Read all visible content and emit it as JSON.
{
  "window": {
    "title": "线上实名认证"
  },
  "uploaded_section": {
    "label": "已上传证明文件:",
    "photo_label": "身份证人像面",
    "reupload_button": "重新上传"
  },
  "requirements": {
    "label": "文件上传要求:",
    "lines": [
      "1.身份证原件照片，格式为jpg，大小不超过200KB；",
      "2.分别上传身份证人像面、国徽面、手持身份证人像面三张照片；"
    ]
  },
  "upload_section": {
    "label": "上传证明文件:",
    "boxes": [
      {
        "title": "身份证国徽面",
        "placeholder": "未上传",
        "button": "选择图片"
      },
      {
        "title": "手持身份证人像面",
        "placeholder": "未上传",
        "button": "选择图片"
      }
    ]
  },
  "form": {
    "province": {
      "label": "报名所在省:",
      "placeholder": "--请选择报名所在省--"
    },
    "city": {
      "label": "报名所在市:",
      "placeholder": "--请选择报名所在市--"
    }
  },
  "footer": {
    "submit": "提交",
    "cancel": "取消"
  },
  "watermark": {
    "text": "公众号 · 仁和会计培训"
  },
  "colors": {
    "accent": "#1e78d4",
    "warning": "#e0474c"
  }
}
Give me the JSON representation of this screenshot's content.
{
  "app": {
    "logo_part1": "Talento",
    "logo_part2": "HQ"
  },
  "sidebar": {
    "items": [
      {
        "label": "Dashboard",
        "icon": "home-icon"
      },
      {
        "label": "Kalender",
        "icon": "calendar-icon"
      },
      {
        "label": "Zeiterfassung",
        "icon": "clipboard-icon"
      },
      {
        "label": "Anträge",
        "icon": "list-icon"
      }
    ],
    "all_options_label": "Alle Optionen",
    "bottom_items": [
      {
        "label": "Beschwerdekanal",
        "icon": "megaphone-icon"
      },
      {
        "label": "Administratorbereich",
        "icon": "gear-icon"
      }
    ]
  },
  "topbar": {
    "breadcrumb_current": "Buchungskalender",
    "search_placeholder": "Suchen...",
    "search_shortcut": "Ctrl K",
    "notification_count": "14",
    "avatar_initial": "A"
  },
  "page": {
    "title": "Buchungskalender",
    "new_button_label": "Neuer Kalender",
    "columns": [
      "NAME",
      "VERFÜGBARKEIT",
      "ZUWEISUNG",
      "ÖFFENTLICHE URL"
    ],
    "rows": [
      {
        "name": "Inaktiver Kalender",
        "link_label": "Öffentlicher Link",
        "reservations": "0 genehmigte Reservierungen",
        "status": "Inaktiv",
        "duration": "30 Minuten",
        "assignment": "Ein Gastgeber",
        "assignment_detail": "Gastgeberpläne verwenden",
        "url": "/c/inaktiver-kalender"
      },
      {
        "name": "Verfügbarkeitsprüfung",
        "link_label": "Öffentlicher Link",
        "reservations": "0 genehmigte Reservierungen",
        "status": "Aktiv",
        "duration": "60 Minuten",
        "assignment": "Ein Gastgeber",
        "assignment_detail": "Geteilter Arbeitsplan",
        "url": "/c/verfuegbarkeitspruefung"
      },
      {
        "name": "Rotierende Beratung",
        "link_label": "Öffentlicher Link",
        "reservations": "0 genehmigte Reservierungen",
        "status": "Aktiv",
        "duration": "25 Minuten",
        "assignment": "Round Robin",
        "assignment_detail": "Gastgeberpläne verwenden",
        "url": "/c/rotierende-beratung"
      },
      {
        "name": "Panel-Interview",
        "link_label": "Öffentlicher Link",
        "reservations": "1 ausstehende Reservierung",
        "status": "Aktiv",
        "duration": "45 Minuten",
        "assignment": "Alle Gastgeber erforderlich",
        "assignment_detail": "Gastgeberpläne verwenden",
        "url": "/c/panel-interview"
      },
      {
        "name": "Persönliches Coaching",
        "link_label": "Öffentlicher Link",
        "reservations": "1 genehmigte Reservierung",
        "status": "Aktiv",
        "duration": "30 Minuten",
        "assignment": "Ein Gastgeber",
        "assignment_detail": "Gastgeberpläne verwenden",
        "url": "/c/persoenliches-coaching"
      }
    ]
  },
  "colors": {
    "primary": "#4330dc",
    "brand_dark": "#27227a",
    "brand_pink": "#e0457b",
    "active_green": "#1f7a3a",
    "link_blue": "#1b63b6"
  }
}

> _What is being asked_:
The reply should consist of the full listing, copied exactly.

> _Response to this exercise_:
Read all visible content and emit it as JSON.
{
  "window": {
    "title": "线上实名认证"
  },
  "uploaded_section": {
    "label": "已上传证明文件:",
    "photo_label": "身份证人像面",
    "reupload_button": "重新上传"
  },
  "requirements": {
    "label": "文件上传要求:",
    "lines": [
      "1.身份证原件照片，格式为jpg，大小不超过200KB；",
      "2.分别上传身份证人像面、国徽面、手持身份证人像面三张照片；"
    ]
  },
  "upload_section": {
    "label": "上传证明文件:",
    "boxes": [
      {
        "title": "身份证国徽面",
        "placeholder": "未上传",
        "button": "选择图片"
      },
      {
        "title": "手持身份证人像面",
        "placeholder": "未上传",
        "button": "选择图片"
      }
    ]
  },
  "form": {
    "province": {
      "label": "报名所在省:",
      "placeholder": "--请选择报名所在省--"
    },
    "city": {
      "label": "报名所在市:",
      "placeholder": "--请选择报名所在市--"
    }
  },
  "footer": {
    "submit": "提交",
    "cancel": "取消"
  },
  "watermark": {
    "text": "公众号 · 仁和会计培训"
  },
  "colors": {
    "accent": "#1e78d4",
    "warning": "#e0474c"
  }
}
Give me the JSON representation of this screenshot's content.
{
  "app": {
    "logo_part1": "Talento",
    "logo_part2": "HQ"
  },
  "sidebar": {
    "items": [
      {
        "label": "Dashboard",
        "icon": "home-icon"
      },
      {
        "label": "Kalender",
        "icon": "calendar-icon"
      },
      {
        "label": "Zeiterfassung",
        "icon": "clipboard-icon"
      },
      {
        "label": "Anträge",
        "icon": "list-icon"
      }
    ],
    "all_options_label": "Alle Optionen",
    "bottom_items": [
      {
        "label": "Beschwerdekanal",
        "icon": "megaphone-icon"
      },
      {
        "label": "Administratorbereich",
        "icon": "gear-icon"
      }
    ]
  },
  "topbar": {
    "breadcrumb_current": "Buchungskalender",
    "search_placeholder": "Suchen...",
    "search_shortcut": "Ctrl K",
    "notification_count": "14",
    "avatar_initial": "A"
  },
  "page": {
    "title": "Buchungskalender",
    "new_button_label": "Neuer Kalender",
    "columns": [
      "NAME",
      "VERFÜGBARKEIT",
      "ZUWEISUNG",
      "ÖFFENTLICHE URL"
    ],
    "rows": [
      {
        "name": "Inaktiver Kalender",
        "link_label": "Öffentlicher Link",
        "reservations": "0 genehmigte Reservierungen",
        "status": "Inaktiv",
        "duration": "30 Minuten",
        "assignment": "Ein Gastgeber",
        "assignment_detail": "Gastgeberpläne verwenden",
        "url": "/c/inaktiver-kalender"
      },
      {
        "name": "Verfügbarkeitsprüfung",
        "link_label": "Öffentlicher Link",
        "reservations": "0 genehmigte Reservierungen",
        "status": "Aktiv",
        "duration": "60 Minuten",
        "assignment": "Ein Gastgeber",
        "assignment_detail": "Geteilter Arbeitsplan",
        "url": "/c/verfuegbarkeitspruefung"
      },
      {
        "name": "Rotierende Beratung",
        "link_label": "Öffentlicher Link",
        "reservations": "0 genehmigte Reservierungen",
        "status": "Aktiv",
        "duration": "25 Minuten",
        "assignment": "Round Robin",
        "assignment_detail": "Gastgeberpläne verwenden",
        "url": "/c/rotierende-beratung"
      },
      {
        "name": "Panel-Interview",
        "link_label": "Öffentlicher Link",
        "reservations": "1 ausstehende Reservierung",
        "status": "Aktiv",
        "duration": "45 Minuten",
        "assignment": "Alle Gastgeber erforderlich",
        "assignment_detail": "Gastgeberpläne verwenden",
        "url": "/c/panel-interview"
      },
      {
        "name": "Persönliches Coaching",
        "link_label": "Öffentlicher Link",
        "reservations": "1 genehmigte Reservierung",
        "status": "Aktiv",
        "duration": "30 Minuten",
        "assignment": "Ein Gastgeber",
        "assignment_detail": "Gastgeberpläne verwenden",
        "url": "/c/persoenliches-coaching"
      }
    ]
  },
  "colors": {
    "primary": "#4330dc",
    "brand_dark": "#27227a",
    "brand_pink": "#e0457b",
    "active_green": "#1f7a3a",
    "link_blue": "#1b63b6"
  }
}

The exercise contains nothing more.